“Today the Ballymurphy families can stand proudly in the knowledge that their friends and family were entirely innocent of wrongdoing and the whole world knows it. But it should shame the British establishment that they forced innocent people to fight for so long and made that journey so difficult.

Sinn Féin Leas Uachtarán Michelle O’Neill said today was “a day for truth and for the Ballymurphy families”.

Michelle O’Neill said: “My first thoughts today are with the families of those killed in the Ballymurphy massacre. All were innocent and today their families have been vindicated.

“For five decades they have campaigned with dignity and determination for the truth about what happened to their loved ones and despite all the setbacks they have kept going with such resilience and resolve.

“Today is their day; it is a day for truth.

“What happened in Ballymurphy was state murder. Now the truth has been laid bare for all to see.”

Shadow Secretary of State for Northern Ireland, Louise Haigh MP, said: “On what must be an impossibly difficult day, my thoughts are with the families of those killed in Ballymurphy who have finally heard the truth about what happened to their loved ones.

“The conclusions of Justice Keegan are clear and irrefutable. Those who lost their lives were innocent and posing no threat. Their deaths were without justification. The fundamental right to life violated.

“That families have had to fight for so long for the truth is a profound failure of justice. One which must be learnt from. For these families, the standard to which we hold ourselves as a nation of laws has fallen far short.

“Many more families affected by the conflict are, too, still fighting for answers.

“The case for a comprehensive legacy process, with families able to discover the truth about what happened to their loved ones and where possible, justice, is strong and compelling. Ministers promised victims such a process, they owe it to families to deliver on their commitments.”

Responding to the delivery of the findings of the Coroner in the Ballymurphy inquest today, the Minister for Foreign Affairs Simon Coveney TD said: “While we will need to examine the full detail of the Coroner’s statement, the principal findings have cast a tremendous new light on one of the darkest pages of the history of the conflict, and will come as an immense relief and vindication for the families who have maintained for decades that their loved ones were innocent and their killings unjustified.

“Today’s historic developments wouldn’t have been possible without the determined campaign by the families of those killed in Ballymurphy for the truth of what took place in those terrible days in August 1971. I have met with the families during the course of their campaign and I want to acknowledge and pay tribute to that extraordinary achievement.

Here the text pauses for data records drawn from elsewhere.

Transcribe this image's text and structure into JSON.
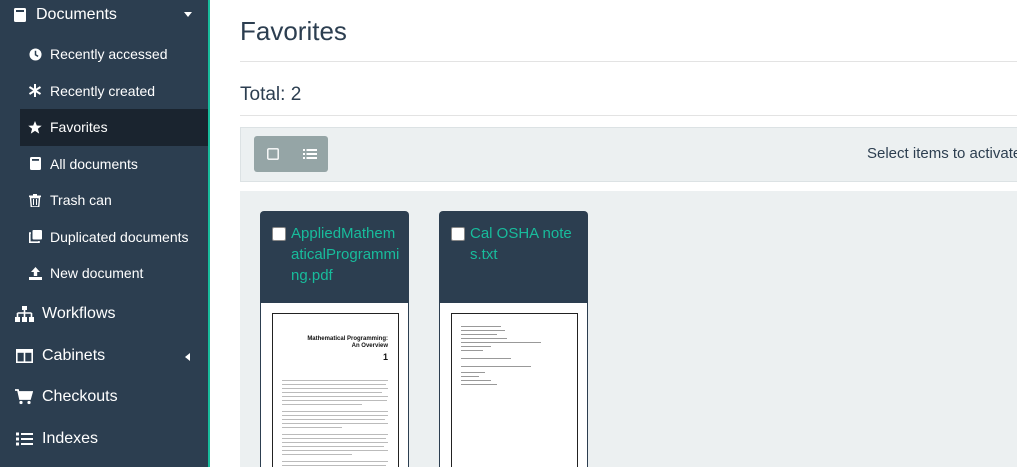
{
  "sidebar": {
    "documents_label": "Documents",
    "sub_items": [
      {
        "label": "Recently accessed",
        "icon": "clock-icon"
      },
      {
        "label": "Recently created",
        "icon": "asterisk-icon"
      },
      {
        "label": "Favorites",
        "icon": "star-icon",
        "active": true
      },
      {
        "label": "All documents",
        "icon": "book-icon"
      },
      {
        "label": "Trash can",
        "icon": "trash-icon"
      },
      {
        "label": "Duplicated documents",
        "icon": "clone-icon"
      },
      {
        "label": "New document",
        "icon": "upload-icon"
      }
    ],
    "main_items": [
      {
        "label": "Workflows",
        "icon": "sitemap-icon"
      },
      {
        "label": "Cabinets",
        "icon": "columns-icon"
      },
      {
        "label": "Checkouts",
        "icon": "cart-icon"
      },
      {
        "label": "Indexes",
        "icon": "list-icon"
      }
    ]
  },
  "main": {
    "title": "Favorites",
    "total": "Total: 2",
    "select_hint": "Select items to activate",
    "cards": [
      {
        "name": "AppliedMathematicalProgramming.pdf",
        "thumb_title": "Mathematical Programming:\nAn Overview",
        "thumb_number": "1"
      },
      {
        "name": "Cal OSHA notes.txt"
      }
    ]
  },
  "colors": {
    "sidebar_bg": "#2c3e50",
    "active_bg": "#1a242f",
    "accent": "#18bc9c",
    "toolbar_bg": "#ecf0f1",
    "button_bg": "#95a5a6"
  }
}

All of them are in our thoughts today.

“Every family bereaved in the conflict must have access to an effective investigation and to a process of justice regardless of the perpetrator. All victims’ families deserve support in securing all the information possible about what happened to their loved ones.

“Only through a collective approach can we hope to deal with these issues comprehensively and fairly, and in a way that responds to the needs of victims and survivors, and society as a whole.”